• [DIRECTIONS] This exercise asks for an exact copy of every entry below, with pictures omitted.

::::::::::

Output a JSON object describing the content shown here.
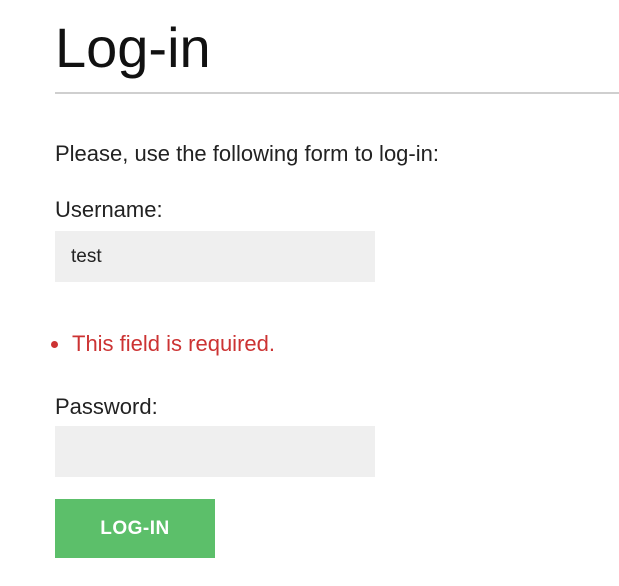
{
  "page": {
    "title": "Log-in",
    "intro": "Please, use the following form to log-in:"
  },
  "form": {
    "username_label": "Username:",
    "username_value": "test",
    "username_errors": [
      "This field is required."
    ],
    "password_label": "Password:",
    "password_value": "",
    "submit_label": "LOG-IN"
  },
  "colors": {
    "error": "#cc3333",
    "submit_background": "#5cbf6a",
    "input_background": "#efefef",
    "divider": "#cfcfcf"
  }
}
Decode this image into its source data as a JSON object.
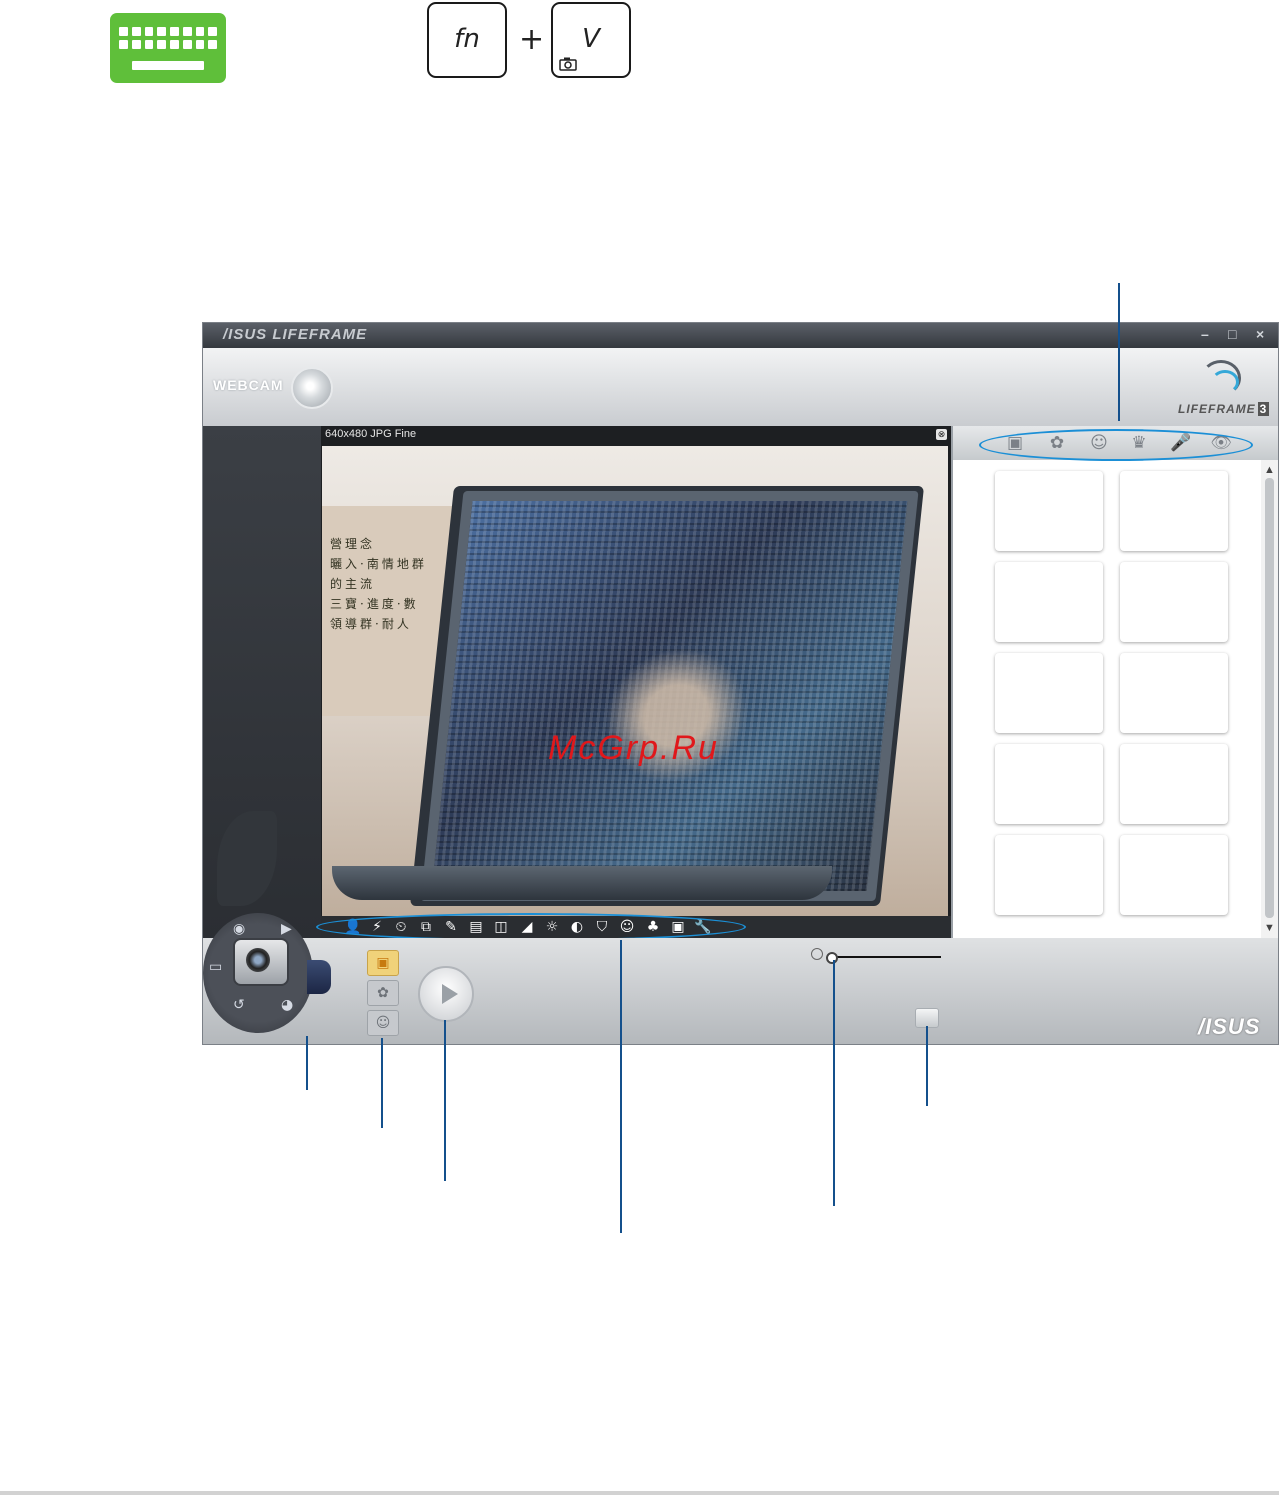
{
  "shortcut": {
    "key1": "fn",
    "plus": "+",
    "key2": "V",
    "icon": "keyboard-icon",
    "key2_subicon": "camera-icon"
  },
  "window": {
    "brand": "/ISUS LIFEFRAME",
    "controls": [
      "–",
      "□",
      "×"
    ],
    "mode_label": "WEBCAM",
    "logo_text": "LIFEFRAME",
    "logo_num": "3"
  },
  "preview": {
    "info": "640x480 JPG Fine",
    "close": "⊗",
    "signage_lines": [
      "營理念",
      "曬入·南情地群",
      "的主流",
      "三寶·進度·數",
      "領導群·耐人"
    ],
    "watermark": "McGrp.Ru"
  },
  "toolbar_icons": [
    "👤",
    "⚡",
    "⏲",
    "⧉",
    "✎",
    "▤",
    "◫",
    "◢",
    "☼",
    "◐",
    "⛉",
    "☺",
    "♣",
    "▣",
    "🔧"
  ],
  "effect_tabs": [
    "▣",
    "✿",
    "☺",
    "♛",
    "🎤",
    "👁"
  ],
  "thumbnails_count": 10,
  "bottom": {
    "modes": [
      "▣",
      "✿",
      "☺"
    ],
    "brand": "/ISUS"
  },
  "colors": {
    "callout": "#14508c",
    "highlight_oval": "#1b8fd6",
    "keyboard_green": "#5fbf3a",
    "watermark": "#e0181b"
  }
}
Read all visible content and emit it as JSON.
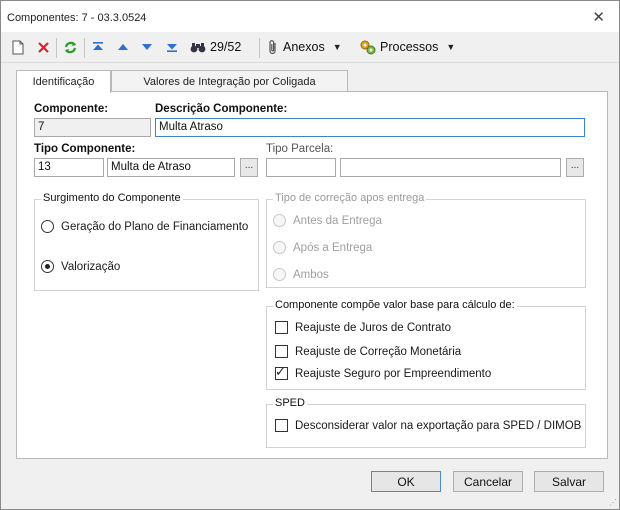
{
  "window": {
    "title": "Componentes: 7 - 03.3.0524"
  },
  "toolbar": {
    "record_counter": "29/52",
    "anexos_label": "Anexos",
    "processos_label": "Processos"
  },
  "tabs": [
    {
      "label": "Identificação",
      "active": true
    },
    {
      "label": "Valores de Integração por Coligada",
      "active": false
    }
  ],
  "form": {
    "componente_label": "Componente:",
    "componente_value": "7",
    "descricao_label": "Descrição Componente:",
    "descricao_value": "Multa Atraso",
    "tipo_componente_label": "Tipo Componente:",
    "tipo_componente_code": "13",
    "tipo_componente_desc": "Multa de Atraso",
    "tipo_parcela_label": "Tipo Parcela:",
    "tipo_parcela_code": "",
    "tipo_parcela_desc": "",
    "lookup_button": "..."
  },
  "surgimento": {
    "legend": "Surgimento do Componente",
    "options": [
      {
        "label": "Geração do Plano de Financiamento",
        "selected": false
      },
      {
        "label": "Valorização",
        "selected": true
      }
    ]
  },
  "tipo_correcao": {
    "legend": "Tipo de correção apos entrega",
    "options": [
      {
        "label": "Antes da Entrega",
        "selected": false
      },
      {
        "label": "Após a Entrega",
        "selected": false
      },
      {
        "label": "Ambos",
        "selected": false
      }
    ]
  },
  "calculo": {
    "legend": "Componente compõe valor base para cálculo de:",
    "options": [
      {
        "label": "Reajuste de Juros de Contrato",
        "checked": false
      },
      {
        "label": "Reajuste de Correção Monetária",
        "checked": false
      },
      {
        "label": "Reajuste Seguro por Empreendimento",
        "checked": true
      }
    ]
  },
  "sped": {
    "legend": "SPED",
    "option": {
      "label": "Desconsiderar valor na exportação para SPED / DIMOB",
      "checked": false
    }
  },
  "footer": {
    "ok": "OK",
    "cancel": "Cancelar",
    "save": "Salvar"
  },
  "colors": {
    "delete_red": "#d9242b",
    "refresh_green": "#2e9b2e",
    "nav_blue": "#2f6fcf",
    "focus_border": "#3c82c8"
  }
}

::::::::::

• [ANSWER TO THE EXERCISE]
Output a JSON object describing the content shown here.
{
  "page": {
    "title": "Log-in",
    "intro": "Please, use the following form to log-in:"
  },
  "form": {
    "username_label": "Username:",
    "username_value": "test",
    "username_errors": [
      "This field is required."
    ],
    "password_label": "Password:",
    "password_value": "",
    "submit_label": "LOG-IN"
  },
  "colors": {
    "error": "#cc3333",
    "submit_background": "#5cbf6a",
    "input_background": "#efefef",
    "divider": "#cfcfcf"
  }
}
Decode this image into its source data as a JSON object.
{
  "shortcut": {
    "key1": "fn",
    "plus": "+",
    "key2": "V",
    "icon": "keyboard-icon",
    "key2_subicon": "camera-icon"
  },
  "window": {
    "brand": "/ISUS LIFEFRAME",
    "controls": [
      "–",
      "□",
      "×"
    ],
    "mode_label": "WEBCAM",
    "logo_text": "LIFEFRAME",
    "logo_num": "3"
  },
  "preview": {
    "info": "640x480 JPG Fine",
    "close": "⊗",
    "signage_lines": [
      "營理念",
      "曬入·南情地群",
      "的主流",
      "三寶·進度·數",
      "領導群·耐人"
    ],
    "watermark": "McGrp.Ru"
  },
  "toolbar_icons": [
    "👤",
    "⚡",
    "⏲",
    "⧉",
    "✎",
    "▤",
    "◫",
    "◢",
    "☼",
    "◐",
    "⛉",
    "☺",
    "♣",
    "▣",
    "🔧"
  ],
  "effect_tabs": [
    "▣",
    "✿",
    "☺",
    "♛",
    "🎤",
    "👁"
  ],
  "thumbnails_count": 10,
  "bottom": {
    "modes": [
      "▣",
      "✿",
      "☺"
    ],
    "brand": "/ISUS"
  },
  "colors": {
    "callout": "#14508c",
    "highlight_oval": "#1b8fd6",
    "keyboard_green": "#5fbf3a",
    "watermark": "#e0181b"
  }
}
Read all visible content and emit it as JSON.
{
  "window": {
    "title": "Componentes: 7 - 03.3.0524"
  },
  "toolbar": {
    "record_counter": "29/52",
    "anexos_label": "Anexos",
    "processos_label": "Processos"
  },
  "tabs": [
    {
      "label": "Identificação",
      "active": true
    },
    {
      "label": "Valores de Integração por Coligada",
      "active": false
    }
  ],
  "form": {
    "componente_label": "Componente:",
    "componente_value": "7",
    "descricao_label": "Descrição Componente:",
    "descricao_value": "Multa Atraso",
    "tipo_componente_label": "Tipo Componente:",
    "tipo_componente_code": "13",
    "tipo_componente_desc": "Multa de Atraso",
    "tipo_parcela_label": "Tipo Parcela:",
    "tipo_parcela_code": "",
    "tipo_parcela_desc": "",
    "lookup_button": "..."
  },
  "surgimento": {
    "legend": "Surgimento do Componente",
    "options": [
      {
        "label": "Geração do Plano de Financiamento",
        "selected": false
      },
      {
        "label": "Valorização",
        "selected": true
      }
    ]
  },
  "tipo_correcao": {
    "legend": "Tipo de correção apos entrega",
    "options": [
      {
        "label": "Antes da Entrega",
        "selected": false
      },
      {
        "label": "Após a Entrega",
        "selected": false
      },
      {
        "label": "Ambos",
        "selected": false
      }
    ]
  },
  "calculo": {
    "legend": "Componente compõe valor base para cálculo de:",
    "options": [
      {
        "label": "Reajuste de Juros de Contrato",
        "checked": false
      },
      {
        "label": "Reajuste de Correção Monetária",
        "checked": false
      },
      {
        "label": "Reajuste Seguro por Empreendimento",
        "checked": true
      }
    ]
  },
  "sped": {
    "legend": "SPED",
    "option": {
      "label": "Desconsiderar valor na exportação para SPED / DIMOB",
      "checked": false
    }
  },
  "footer": {
    "ok": "OK",
    "cancel": "Cancelar",
    "save": "Salvar"
  },
  "colors": {
    "delete_red": "#d9242b",
    "refresh_green": "#2e9b2e",
    "nav_blue": "#2f6fcf",
    "focus_border": "#3c82c8"
  }
}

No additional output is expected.